• EXERCISE AIM:
Filter this listing down to the lines that contain the word "name", and copy them.

• INPUT MATERIAL:

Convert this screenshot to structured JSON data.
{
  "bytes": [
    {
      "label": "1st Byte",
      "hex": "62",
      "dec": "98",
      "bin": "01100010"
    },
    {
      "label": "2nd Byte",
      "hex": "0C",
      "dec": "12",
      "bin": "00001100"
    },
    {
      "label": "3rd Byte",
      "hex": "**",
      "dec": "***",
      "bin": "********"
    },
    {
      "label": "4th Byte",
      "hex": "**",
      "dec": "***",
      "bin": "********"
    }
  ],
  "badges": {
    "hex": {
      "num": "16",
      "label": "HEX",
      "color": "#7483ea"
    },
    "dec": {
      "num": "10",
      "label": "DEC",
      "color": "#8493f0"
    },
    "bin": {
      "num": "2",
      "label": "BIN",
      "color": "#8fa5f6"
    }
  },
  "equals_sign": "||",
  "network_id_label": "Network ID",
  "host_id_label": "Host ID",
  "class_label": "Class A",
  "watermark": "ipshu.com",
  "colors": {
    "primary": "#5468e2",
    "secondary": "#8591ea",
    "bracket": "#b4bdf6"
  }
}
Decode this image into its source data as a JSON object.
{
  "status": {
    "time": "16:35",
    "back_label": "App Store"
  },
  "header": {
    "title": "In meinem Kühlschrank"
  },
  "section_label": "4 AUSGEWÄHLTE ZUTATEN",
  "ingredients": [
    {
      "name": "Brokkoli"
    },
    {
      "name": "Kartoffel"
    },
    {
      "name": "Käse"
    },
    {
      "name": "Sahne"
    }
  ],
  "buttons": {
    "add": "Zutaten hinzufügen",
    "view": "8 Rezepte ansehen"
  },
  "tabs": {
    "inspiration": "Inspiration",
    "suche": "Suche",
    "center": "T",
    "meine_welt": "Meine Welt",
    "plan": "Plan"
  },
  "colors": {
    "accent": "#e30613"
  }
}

• FINISHED EXERCISE:
      "name": "Brokkoli"
      "name": "Kartoffel"
      "name": "Käse"
      "name": "Sahne"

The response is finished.